Affordable housing has been possible for decades upon decades and is possible today. But, how do we accept a design concept that would not cater to the results of large-scale housing projects that have become crime ridden areas of high social cost? The concept for a large, high density housing project is the key element to creating appeal, comfort, practicality and affordability. Affordable housing is not a knee-jerk decision. It should never be considered “completed.” Is the population ever “completed”? However, regardless of the huge and extravagant numbers of “luxury” residences that are planned for any city these days, there must be at least threefold that number for affordable housing being produced within the same community if all institutions are to survive — if the city is to survive.
Gordon Kirk, Davie
Affordable housing is not attainable in Miami Dade’s economic infrastructure due to the decline in traditional full-time employment and hike in home loans and homeowners association prices. Miami-Dade is threatening two housing outcomes: One could create a credit bubble due to rent/lease defaults brought on by a lack of employment opportunities with longevity or the availability of full-time hires, the other could create an eviction bubble by leveraging complex leasing agreements that often favor developers against desperate consumers seeking shelter. Miami-Dade and most of Florida are turning into havens for corporate developers, which leaves the average person to salvage and conserve any inherited properties willed to them.
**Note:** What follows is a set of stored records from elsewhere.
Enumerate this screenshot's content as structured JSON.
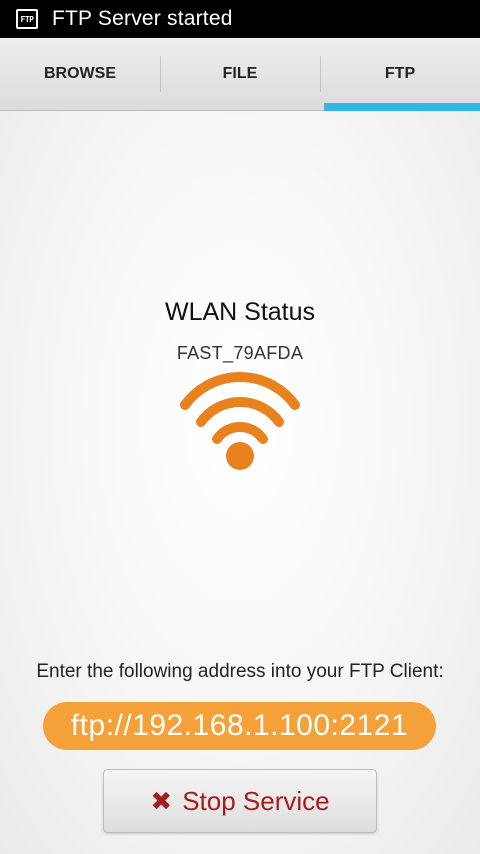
{
  "status_bar": {
    "notification_icon": "ftp-icon",
    "notification_icon_text": "FTP",
    "message": "FTP Server started"
  },
  "tabs": [
    {
      "label": "BROWSE",
      "selected": false
    },
    {
      "label": "FILE",
      "selected": false
    },
    {
      "label": "FTP",
      "selected": true
    }
  ],
  "wlan": {
    "title": "WLAN Status",
    "ssid": "FAST_79AFDA",
    "icon": "wifi-icon"
  },
  "ftp": {
    "instruction": "Enter the following address into your FTP Client:",
    "address": "ftp://192.168.1.100:2121"
  },
  "stop_button": {
    "icon": "close-x-icon",
    "icon_glyph": "✖",
    "label": "Stop Service"
  },
  "colors": {
    "accent": "#33b5e5",
    "address_pill": "#f5a13a",
    "wifi": "#e8821e",
    "stop_text": "#a51d1d"
  }
}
Lionel Lightbourne, Ives Estates
I do believe that we are in a crisis for housing as it relates to what used to be the middle class. I am not sure how the poor in our community can possibly manage with the pressure on gentrification and international buyers coming in with cash.
David Lotker, Miami
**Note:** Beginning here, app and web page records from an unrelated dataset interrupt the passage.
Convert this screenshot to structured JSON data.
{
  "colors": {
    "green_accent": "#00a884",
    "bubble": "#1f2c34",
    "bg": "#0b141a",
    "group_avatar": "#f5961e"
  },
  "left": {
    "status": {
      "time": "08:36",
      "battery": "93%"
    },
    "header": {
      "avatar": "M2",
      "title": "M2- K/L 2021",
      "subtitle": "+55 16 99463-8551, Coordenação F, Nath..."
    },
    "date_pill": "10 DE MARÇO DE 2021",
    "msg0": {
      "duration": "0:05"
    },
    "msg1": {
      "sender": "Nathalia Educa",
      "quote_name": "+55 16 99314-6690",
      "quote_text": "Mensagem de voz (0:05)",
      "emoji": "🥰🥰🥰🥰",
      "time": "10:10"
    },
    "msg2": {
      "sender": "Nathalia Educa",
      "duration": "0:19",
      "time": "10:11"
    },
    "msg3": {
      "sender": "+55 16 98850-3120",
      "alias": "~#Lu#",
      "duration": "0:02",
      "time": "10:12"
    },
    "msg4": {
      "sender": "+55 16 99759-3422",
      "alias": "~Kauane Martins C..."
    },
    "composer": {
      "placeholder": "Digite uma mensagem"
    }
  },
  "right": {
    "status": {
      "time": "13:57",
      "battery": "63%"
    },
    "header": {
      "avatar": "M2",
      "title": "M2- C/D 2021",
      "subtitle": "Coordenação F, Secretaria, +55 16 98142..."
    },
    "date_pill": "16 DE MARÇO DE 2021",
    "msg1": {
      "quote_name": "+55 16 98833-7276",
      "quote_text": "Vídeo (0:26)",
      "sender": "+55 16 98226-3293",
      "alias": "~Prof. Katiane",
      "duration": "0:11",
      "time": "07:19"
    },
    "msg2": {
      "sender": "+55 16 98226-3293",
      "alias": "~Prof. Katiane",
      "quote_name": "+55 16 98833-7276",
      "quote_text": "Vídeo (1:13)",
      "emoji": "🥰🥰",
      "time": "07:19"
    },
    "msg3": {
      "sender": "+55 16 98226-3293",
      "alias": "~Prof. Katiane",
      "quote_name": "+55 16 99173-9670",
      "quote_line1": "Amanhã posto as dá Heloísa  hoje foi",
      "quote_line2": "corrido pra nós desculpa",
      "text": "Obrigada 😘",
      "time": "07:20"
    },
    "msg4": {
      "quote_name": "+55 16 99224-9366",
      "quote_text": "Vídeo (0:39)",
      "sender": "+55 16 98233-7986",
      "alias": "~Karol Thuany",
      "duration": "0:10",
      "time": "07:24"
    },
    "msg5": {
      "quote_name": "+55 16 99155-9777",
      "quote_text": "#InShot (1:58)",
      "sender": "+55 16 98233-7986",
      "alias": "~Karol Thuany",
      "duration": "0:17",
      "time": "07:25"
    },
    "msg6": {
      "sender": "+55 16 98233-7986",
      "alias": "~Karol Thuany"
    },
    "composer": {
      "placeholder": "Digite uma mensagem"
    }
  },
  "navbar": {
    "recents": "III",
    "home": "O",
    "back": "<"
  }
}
Even at zero interest and no down payment, poor people can not afford a home. So it is incumbent upon the developers to create affordable rental properties that the government can subsidize through Section 8 type programs. However, if history has shown us anything, it is that government-subsidized housing soon turns into slums because tenants do not care for things they do not own, and the government bureaucracies can not or will not take proper steps to make sure that the properties are maintained. Most of the folks that live in low-income housing are hardworking folks who just want a nice place to rest their heads, but they are not without guilt if they turn their heads and allow their children and neighbors to destroy their little slice of heaven.
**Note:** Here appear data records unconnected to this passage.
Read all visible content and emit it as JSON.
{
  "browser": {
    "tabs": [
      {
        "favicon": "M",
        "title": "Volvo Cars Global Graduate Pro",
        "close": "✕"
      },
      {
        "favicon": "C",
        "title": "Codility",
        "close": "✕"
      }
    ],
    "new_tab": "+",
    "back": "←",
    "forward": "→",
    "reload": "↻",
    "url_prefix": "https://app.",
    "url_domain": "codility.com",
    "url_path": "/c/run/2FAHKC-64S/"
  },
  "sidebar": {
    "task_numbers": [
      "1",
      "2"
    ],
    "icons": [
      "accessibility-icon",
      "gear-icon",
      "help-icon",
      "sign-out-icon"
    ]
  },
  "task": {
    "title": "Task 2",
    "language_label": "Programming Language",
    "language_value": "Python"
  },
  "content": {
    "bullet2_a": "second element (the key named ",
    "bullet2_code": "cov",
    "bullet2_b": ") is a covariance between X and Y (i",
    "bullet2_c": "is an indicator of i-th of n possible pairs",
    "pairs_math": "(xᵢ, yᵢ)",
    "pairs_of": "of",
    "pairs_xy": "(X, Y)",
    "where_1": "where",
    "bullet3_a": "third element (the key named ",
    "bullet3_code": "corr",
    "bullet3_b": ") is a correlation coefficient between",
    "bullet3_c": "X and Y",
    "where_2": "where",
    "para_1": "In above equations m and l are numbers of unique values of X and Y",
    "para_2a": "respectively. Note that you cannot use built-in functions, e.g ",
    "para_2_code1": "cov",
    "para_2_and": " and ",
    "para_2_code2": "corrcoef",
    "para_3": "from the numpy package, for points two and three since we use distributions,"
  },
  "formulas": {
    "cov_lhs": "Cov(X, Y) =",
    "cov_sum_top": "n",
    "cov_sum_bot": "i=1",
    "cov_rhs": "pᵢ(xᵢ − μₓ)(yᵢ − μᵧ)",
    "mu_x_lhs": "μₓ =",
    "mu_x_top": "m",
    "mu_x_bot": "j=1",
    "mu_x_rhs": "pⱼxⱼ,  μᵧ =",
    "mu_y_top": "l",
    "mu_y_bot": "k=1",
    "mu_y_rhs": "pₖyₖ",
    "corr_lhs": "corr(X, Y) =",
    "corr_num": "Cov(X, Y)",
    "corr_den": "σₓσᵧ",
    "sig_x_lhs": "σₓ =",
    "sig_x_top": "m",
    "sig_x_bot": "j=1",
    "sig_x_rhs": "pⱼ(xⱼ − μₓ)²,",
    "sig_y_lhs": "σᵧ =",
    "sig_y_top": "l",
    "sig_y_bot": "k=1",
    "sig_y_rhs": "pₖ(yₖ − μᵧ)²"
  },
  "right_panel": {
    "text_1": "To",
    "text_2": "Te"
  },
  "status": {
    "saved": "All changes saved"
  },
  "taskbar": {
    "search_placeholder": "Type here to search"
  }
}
Robert Reyes, Homestead
There is no decent affordable housing in Miami, not only for recent college graduates but also for anybody with a fixed income. Miami has become a city for rich people only. The income gap between groups of people is getting worse. Because of an increase of $400 per month in my previous rental, I had to move to a place with 300 less square feet, only one bathroom, no security, no under roof parking and no active involvement from the management, etc.
Mara Houstoun, Miami
Unless Miami-Dade County and all the different municipalities come up with an idea like the one in New York pitched by Mayor DiBlasio where “x” amount of affordable housing is built for every “y” amount of luxury housing, most Miamians will be priced out of both ownership and rental living space.
Elizabeth Gonzalez, Miami